The task >>
Using the entries that follow, report how many lines contain the word "bytes". Only the number is wanted.

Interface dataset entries
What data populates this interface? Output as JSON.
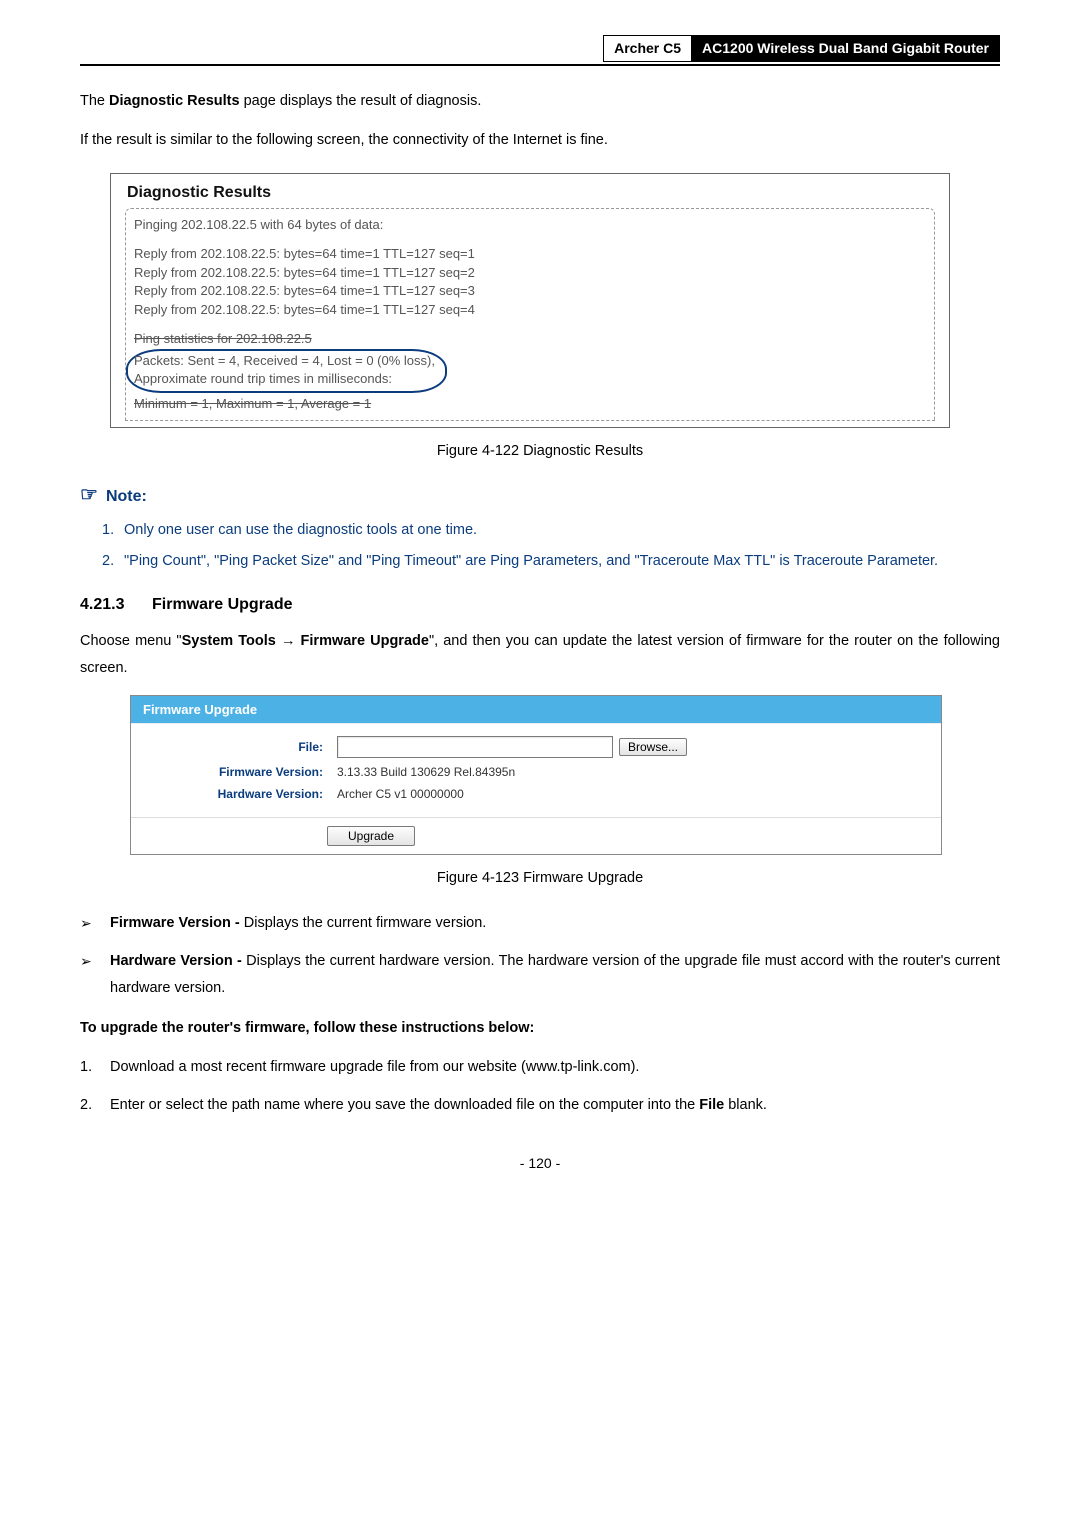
{
  "header": {
    "model": "Archer C5",
    "desc": "AC1200 Wireless Dual Band Gigabit Router"
  },
  "intro1_pre": "The ",
  "intro1_bold": "Diagnostic Results",
  "intro1_post": " page displays the result of diagnosis.",
  "intro2": "If the result is similar to the following screen, the connectivity of the Internet is fine.",
  "diag": {
    "title": "Diagnostic Results",
    "l0": "Pinging 202.108.22.5 with 64 bytes of data:",
    "l1": "Reply from 202.108.22.5:  bytes=64  time=1  TTL=127  seq=1",
    "l2": "Reply from 202.108.22.5:  bytes=64  time=1  TTL=127  seq=2",
    "l3": "Reply from 202.108.22.5:  bytes=64  time=1  TTL=127  seq=3",
    "l4": "Reply from 202.108.22.5:  bytes=64  time=1  TTL=127  seq=4",
    "s1": "Ping statistics for 202.108.22.5",
    "c1": "  Packets: Sent = 4, Received = 4, Lost = 0 (0% loss),",
    "c2": "Approximate round trip times in milliseconds:",
    "s2": "  Minimum = 1, Maximum = 1, Average = 1"
  },
  "fig122": "Figure 4-122 Diagnostic Results",
  "note_label": "Note:",
  "note1": "Only one user can use the diagnostic tools at one time.",
  "note2": "\"Ping Count\", \"Ping Packet Size\" and \"Ping Timeout\" are Ping Parameters, and \"Traceroute Max TTL\" is Traceroute Parameter.",
  "section_num": "4.21.3",
  "section_title": "Firmware Upgrade",
  "fw_para_a": "Choose menu \"",
  "fw_para_b": "System Tools",
  "fw_para_arrow": " → ",
  "fw_para_c": "Firmware Upgrade",
  "fw_para_d": "\", and then you can update the latest version of firmware for the router on the following screen.",
  "fwbox": {
    "head": "Firmware Upgrade",
    "file_label": "File:",
    "browse": "Browse...",
    "fwv_label": "Firmware Version:",
    "fwv_val": "3.13.33 Build 130629 Rel.84395n",
    "hwv_label": "Hardware Version:",
    "hwv_val": "Archer C5 v1 00000000",
    "upgrade": "Upgrade"
  },
  "fig123": "Figure 4-123 Firmware Upgrade",
  "b1_bold": "Firmware Version -",
  "b1_rest": " Displays the current firmware version.",
  "b2_bold": "Hardware Version -",
  "b2_rest": " Displays the current hardware version. The hardware version of the upgrade file must accord with the router's current hardware version.",
  "instr_head": "To upgrade the router's firmware, follow these instructions below:",
  "step1": "Download a most recent firmware upgrade file from our website (www.tp-link.com).",
  "step2a": "Enter or select the path name where you save the downloaded file on the computer into the ",
  "step2b": "File",
  "step2c": " blank.",
  "page_number": "- 120 -"
}
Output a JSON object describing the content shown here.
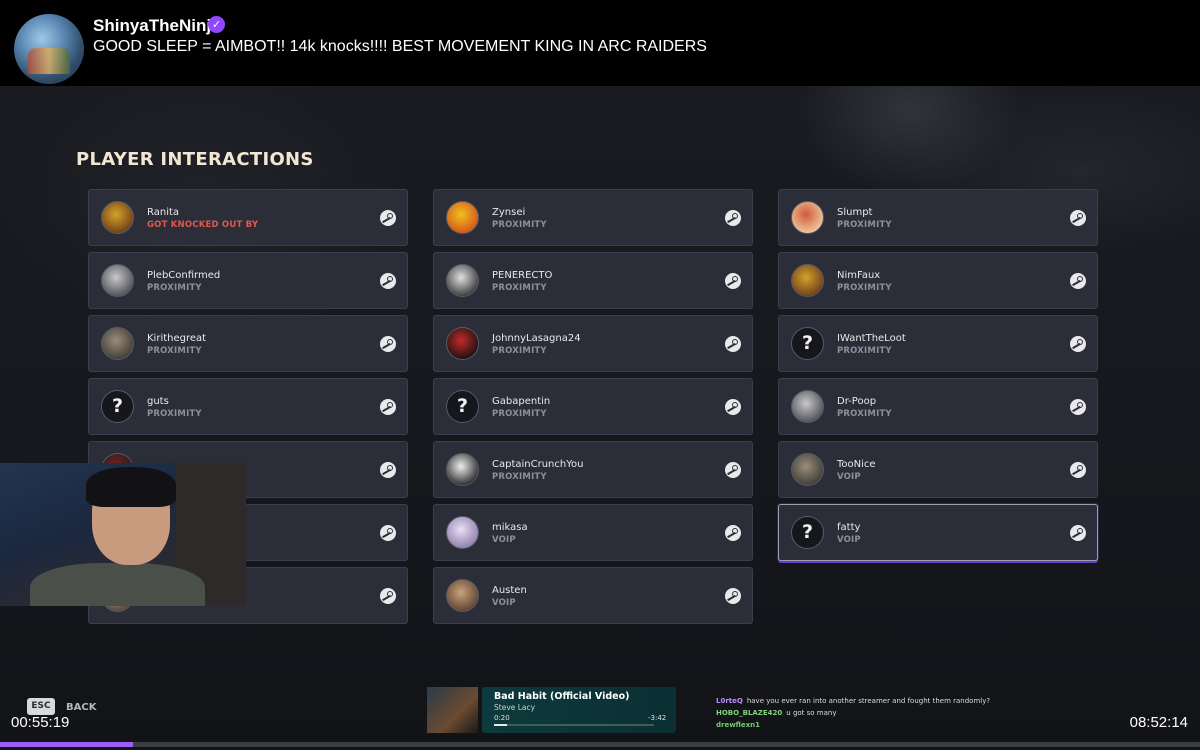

Reply to the task >>
5